I know this is a little late but what can you do? After skiing the Beartooth Highway in July, Tanner and I dropped down the south side of the pass and headed toward Yellowstone. This is my favorite way to enter the Park because there aren’t as many people and you’ve a better chance of seeing a wolf in Lamar Valley, since they were reintroduced in 1995. We didn’t see a wolf this trip but before hitting the Tower-Roosevelt junction we did see a black bear. Tanner saw the bear first and here’s the conversation that ensued.
“There’s a bear.” Tanner says, pointing to the side of the road.
“Right there.” Pointing at the same spot.
“Right there.” Still pointing.
“It’s right there!” Still pointing and now shaking his finger.

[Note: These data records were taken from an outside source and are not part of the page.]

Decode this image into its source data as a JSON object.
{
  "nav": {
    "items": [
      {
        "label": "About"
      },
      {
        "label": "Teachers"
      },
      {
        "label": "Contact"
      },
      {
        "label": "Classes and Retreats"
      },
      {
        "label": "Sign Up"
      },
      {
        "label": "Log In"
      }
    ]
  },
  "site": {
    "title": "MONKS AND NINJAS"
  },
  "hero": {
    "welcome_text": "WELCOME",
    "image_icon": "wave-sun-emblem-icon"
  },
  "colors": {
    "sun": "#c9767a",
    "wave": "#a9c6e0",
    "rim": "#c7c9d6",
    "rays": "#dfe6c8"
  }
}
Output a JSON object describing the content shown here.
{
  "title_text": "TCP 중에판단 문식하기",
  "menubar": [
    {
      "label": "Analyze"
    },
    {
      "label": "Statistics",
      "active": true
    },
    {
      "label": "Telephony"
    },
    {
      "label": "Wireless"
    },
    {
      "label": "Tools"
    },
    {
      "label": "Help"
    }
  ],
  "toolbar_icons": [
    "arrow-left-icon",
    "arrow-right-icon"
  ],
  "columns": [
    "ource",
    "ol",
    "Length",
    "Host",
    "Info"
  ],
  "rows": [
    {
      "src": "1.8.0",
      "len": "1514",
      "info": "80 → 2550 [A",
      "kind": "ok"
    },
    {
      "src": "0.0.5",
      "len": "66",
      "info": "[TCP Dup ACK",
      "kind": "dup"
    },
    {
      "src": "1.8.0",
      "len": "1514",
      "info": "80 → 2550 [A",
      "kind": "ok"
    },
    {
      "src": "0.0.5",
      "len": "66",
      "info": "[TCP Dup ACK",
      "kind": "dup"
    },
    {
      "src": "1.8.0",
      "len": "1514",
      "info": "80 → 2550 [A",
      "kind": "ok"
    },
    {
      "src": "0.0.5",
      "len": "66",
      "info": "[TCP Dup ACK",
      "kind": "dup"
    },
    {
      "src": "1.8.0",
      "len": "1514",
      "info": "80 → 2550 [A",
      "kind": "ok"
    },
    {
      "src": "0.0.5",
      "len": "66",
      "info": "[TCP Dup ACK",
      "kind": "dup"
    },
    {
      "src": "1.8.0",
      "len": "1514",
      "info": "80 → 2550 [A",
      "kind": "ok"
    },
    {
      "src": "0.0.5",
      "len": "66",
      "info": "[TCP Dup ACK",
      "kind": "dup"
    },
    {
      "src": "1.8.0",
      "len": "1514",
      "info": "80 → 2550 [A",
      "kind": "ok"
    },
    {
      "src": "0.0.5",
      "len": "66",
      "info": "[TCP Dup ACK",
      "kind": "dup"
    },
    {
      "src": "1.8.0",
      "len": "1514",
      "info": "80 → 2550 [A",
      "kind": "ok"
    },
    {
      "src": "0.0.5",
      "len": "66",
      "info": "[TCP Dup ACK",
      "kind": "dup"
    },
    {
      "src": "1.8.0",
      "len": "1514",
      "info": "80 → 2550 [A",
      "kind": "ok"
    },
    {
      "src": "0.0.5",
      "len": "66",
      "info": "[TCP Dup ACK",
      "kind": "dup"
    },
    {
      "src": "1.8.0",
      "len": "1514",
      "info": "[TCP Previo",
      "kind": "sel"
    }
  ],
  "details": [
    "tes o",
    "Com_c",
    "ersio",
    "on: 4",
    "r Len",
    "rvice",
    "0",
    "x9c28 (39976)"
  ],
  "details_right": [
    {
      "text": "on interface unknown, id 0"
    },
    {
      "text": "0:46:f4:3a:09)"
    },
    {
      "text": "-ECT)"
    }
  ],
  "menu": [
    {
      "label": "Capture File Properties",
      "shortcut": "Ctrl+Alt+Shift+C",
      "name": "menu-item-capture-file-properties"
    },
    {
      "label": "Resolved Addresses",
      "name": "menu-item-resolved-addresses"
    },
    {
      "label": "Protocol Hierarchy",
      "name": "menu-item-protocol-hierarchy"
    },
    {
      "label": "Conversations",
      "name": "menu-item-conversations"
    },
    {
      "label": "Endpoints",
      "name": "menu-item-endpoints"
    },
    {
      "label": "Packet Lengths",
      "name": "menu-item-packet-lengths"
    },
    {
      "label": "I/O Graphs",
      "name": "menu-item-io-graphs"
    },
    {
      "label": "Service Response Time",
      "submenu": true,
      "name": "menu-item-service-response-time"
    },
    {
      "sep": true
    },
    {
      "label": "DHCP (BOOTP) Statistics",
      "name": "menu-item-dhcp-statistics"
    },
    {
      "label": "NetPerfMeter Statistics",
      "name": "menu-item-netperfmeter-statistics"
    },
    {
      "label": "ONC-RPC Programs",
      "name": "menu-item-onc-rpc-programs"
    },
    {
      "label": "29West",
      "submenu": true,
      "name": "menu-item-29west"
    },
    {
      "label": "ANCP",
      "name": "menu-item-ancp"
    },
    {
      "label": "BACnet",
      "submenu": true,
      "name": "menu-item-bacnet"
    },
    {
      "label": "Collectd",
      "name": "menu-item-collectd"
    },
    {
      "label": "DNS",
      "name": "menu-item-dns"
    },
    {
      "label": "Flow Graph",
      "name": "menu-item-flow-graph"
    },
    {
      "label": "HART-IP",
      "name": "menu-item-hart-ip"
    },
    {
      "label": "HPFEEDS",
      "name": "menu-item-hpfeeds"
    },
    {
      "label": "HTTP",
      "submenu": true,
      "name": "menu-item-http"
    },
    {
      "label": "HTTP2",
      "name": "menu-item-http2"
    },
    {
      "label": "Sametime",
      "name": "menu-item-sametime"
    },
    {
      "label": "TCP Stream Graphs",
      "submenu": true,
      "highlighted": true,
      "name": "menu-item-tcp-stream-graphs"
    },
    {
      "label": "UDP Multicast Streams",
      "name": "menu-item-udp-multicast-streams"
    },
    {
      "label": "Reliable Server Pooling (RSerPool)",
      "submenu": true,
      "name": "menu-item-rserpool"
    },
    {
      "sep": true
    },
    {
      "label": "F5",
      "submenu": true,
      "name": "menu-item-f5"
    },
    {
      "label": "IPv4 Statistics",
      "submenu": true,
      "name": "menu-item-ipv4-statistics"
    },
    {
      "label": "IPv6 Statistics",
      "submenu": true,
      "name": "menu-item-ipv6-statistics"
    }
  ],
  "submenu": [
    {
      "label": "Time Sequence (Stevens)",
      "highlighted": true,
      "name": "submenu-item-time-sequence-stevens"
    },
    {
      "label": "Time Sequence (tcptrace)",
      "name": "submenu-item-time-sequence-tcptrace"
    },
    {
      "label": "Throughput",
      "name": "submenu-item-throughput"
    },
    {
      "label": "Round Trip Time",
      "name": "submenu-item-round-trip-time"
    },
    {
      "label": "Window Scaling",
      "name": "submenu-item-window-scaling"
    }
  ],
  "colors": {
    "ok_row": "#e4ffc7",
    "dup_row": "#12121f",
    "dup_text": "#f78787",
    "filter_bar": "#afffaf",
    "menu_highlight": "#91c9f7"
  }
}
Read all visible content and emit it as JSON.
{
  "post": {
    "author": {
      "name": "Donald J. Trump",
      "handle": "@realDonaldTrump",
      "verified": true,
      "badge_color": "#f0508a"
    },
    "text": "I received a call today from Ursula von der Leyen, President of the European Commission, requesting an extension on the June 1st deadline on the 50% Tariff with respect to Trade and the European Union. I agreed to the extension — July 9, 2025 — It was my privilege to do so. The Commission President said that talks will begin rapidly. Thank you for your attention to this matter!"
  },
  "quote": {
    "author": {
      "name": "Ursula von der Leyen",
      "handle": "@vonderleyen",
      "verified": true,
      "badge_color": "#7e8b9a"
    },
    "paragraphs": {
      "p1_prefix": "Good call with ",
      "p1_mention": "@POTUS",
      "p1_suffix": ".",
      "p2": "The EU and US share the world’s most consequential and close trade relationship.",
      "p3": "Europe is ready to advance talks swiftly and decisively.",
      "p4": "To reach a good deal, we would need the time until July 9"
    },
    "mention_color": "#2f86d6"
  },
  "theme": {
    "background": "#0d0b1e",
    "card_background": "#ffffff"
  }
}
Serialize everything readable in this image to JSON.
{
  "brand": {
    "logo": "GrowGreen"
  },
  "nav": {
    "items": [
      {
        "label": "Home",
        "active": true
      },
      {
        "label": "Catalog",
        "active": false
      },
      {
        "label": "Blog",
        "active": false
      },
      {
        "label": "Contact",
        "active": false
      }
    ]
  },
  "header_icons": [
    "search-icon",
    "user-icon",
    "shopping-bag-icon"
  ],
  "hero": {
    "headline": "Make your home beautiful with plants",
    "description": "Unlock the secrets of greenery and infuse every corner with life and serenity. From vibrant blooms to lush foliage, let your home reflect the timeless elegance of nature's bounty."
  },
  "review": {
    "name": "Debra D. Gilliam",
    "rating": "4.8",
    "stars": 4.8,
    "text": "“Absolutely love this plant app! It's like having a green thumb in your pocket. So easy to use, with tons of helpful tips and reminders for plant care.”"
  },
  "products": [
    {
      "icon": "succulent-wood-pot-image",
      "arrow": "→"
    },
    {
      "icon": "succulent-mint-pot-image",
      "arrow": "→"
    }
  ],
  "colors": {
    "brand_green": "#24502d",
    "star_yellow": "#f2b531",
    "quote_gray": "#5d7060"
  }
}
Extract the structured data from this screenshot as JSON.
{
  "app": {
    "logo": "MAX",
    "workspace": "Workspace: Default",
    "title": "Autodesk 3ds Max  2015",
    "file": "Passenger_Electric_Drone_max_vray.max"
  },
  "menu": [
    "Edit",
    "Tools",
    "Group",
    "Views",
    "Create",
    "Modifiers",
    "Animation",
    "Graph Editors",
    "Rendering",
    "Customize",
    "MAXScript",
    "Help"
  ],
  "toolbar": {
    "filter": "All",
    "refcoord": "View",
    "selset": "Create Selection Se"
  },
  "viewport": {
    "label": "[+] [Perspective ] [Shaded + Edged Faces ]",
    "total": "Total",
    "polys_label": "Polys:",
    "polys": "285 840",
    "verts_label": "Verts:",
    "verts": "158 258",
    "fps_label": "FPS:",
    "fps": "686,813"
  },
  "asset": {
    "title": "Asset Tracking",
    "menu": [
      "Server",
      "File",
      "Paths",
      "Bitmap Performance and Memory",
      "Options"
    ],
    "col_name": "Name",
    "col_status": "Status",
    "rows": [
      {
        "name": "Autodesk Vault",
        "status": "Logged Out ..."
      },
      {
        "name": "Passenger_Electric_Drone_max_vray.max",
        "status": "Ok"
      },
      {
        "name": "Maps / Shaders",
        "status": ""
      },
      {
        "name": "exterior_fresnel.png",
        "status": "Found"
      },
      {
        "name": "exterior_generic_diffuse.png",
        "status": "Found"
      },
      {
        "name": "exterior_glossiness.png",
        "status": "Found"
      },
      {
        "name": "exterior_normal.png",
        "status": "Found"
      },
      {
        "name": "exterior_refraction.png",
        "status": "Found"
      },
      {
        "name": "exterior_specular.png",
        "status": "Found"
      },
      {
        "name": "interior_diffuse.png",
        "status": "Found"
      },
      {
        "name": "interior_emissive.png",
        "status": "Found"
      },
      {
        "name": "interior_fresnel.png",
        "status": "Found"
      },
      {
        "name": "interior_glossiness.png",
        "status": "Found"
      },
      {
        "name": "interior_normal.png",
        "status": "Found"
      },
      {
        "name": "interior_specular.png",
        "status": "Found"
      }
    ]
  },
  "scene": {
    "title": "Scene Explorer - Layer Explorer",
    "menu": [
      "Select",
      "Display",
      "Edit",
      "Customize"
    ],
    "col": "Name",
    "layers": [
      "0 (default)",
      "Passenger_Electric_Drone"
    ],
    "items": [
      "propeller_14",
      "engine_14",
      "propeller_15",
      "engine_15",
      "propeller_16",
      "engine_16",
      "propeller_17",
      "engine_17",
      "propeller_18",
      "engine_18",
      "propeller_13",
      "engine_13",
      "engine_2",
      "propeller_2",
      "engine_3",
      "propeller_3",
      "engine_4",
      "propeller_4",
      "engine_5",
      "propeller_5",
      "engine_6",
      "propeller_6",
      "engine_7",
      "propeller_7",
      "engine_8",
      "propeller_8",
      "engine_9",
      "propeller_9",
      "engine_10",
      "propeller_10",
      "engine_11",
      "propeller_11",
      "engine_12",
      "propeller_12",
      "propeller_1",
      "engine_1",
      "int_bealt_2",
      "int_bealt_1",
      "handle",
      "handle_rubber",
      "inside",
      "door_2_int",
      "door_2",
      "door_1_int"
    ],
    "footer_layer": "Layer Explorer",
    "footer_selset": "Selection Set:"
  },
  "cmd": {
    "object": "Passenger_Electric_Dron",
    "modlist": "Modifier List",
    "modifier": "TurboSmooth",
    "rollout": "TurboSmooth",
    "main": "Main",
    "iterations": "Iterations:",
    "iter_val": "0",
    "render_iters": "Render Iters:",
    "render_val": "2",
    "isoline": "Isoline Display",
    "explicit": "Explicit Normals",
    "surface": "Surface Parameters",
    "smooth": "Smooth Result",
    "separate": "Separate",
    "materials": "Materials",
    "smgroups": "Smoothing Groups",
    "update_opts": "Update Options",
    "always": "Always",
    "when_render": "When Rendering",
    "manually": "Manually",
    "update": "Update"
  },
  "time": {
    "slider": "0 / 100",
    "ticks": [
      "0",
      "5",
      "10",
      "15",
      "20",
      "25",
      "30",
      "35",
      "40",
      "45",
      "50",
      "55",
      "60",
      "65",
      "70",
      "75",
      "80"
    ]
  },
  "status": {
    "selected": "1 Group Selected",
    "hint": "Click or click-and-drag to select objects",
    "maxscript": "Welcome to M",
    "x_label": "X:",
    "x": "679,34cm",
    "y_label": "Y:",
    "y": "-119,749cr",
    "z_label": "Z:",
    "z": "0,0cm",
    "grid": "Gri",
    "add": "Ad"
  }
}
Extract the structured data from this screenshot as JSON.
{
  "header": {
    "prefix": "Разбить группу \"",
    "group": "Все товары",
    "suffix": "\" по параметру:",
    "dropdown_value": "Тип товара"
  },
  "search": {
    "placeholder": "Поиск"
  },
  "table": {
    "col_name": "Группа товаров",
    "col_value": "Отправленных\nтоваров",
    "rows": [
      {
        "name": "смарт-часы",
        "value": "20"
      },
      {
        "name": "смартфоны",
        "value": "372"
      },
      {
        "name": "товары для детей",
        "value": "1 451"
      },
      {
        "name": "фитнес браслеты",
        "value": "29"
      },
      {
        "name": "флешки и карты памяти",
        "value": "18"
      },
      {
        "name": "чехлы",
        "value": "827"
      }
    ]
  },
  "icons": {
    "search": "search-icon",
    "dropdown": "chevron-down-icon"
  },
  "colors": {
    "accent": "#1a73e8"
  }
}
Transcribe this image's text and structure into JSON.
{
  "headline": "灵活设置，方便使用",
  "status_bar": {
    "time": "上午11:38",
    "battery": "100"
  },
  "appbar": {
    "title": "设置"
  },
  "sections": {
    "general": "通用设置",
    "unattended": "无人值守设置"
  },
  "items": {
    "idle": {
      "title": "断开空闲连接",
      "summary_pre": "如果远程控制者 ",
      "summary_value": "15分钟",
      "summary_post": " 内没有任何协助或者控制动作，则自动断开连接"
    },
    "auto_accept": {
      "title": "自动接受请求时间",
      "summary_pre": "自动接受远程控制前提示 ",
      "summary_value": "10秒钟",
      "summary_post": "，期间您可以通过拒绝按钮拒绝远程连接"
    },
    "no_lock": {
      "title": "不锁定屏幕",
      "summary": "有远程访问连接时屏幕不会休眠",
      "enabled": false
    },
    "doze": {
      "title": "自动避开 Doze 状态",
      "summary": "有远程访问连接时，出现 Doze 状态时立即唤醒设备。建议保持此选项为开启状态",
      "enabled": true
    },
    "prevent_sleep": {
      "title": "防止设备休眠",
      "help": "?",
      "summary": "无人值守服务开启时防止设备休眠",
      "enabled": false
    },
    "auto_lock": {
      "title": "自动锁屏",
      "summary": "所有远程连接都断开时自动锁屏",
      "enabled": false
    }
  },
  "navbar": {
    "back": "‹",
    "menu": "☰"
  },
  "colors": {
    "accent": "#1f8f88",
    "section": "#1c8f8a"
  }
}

And as it turns out the bear was “right there.” I just didn’t see him. He walked across the road and headed down a hill. At the time there were only seven cars (including ours) so we drove up twenty yards, pulled the car over, and grabbed our cameras. Within five minutes there were over a hundred people and the bear disappeared down the valley. Whether or not you see animals, a drive through Yellowstone is always a good way to end a ski day.
The first two pictures are bison in Lamar Valley. The first bear picture is a little hazy because it was shot through my window as I was trying to put the car in park and not scare him. And the last picture is right before the bear headed down into the valley.
Colorado ski resorts are starting to open. Are you stoked for skiing yet? I am. Below are some black and white images from my skiing trip in the Beartooth Mountains this summer.
Tanner and I spent Independence Day skiing corn snow on the Beartooth Highway. Located in south central Montana, it’s three hours from my hometown of Bozeman, where I’ve spent the last week. The highway winds through the mountains from Red Lodge to Cooke City before topping out at 10,947 feet and descending into Yellowstone National Park. This was my sixth time skiing the pass, which usually opens on Memorial Day, but was delayed to June tenth this year after receiving more than twenty-five feet of snow.
Hiking to the top of Gardiner Head Wall
Skiing the Top of Gardiner Head Wall
We skied a couple runs on the Gardiner Head Wall and found the conditions to be perfect. Met some nice people on top as well. The beauty of skiing the highway is you hitchhike to the top, decreasing the amount of hiking with skis on your back. At the Rock Creek Head Wall you can ski right back to the road. At the Gardiner Head Wall you hike back up to the road from the bottom of the bowl.
A gentleman and a scholar, Mr. Tanner Claridge
Loaded up hitch hiking in a truck. We were told the wall of snow was about five feet higher just two weeks earlier.
Tanner rippin’ tele turns
Skiing down the Gardiner Head Wall with Gardiner Lake in the background
Hiking back up to the road
All in all, it was an excellent day of summer skiing.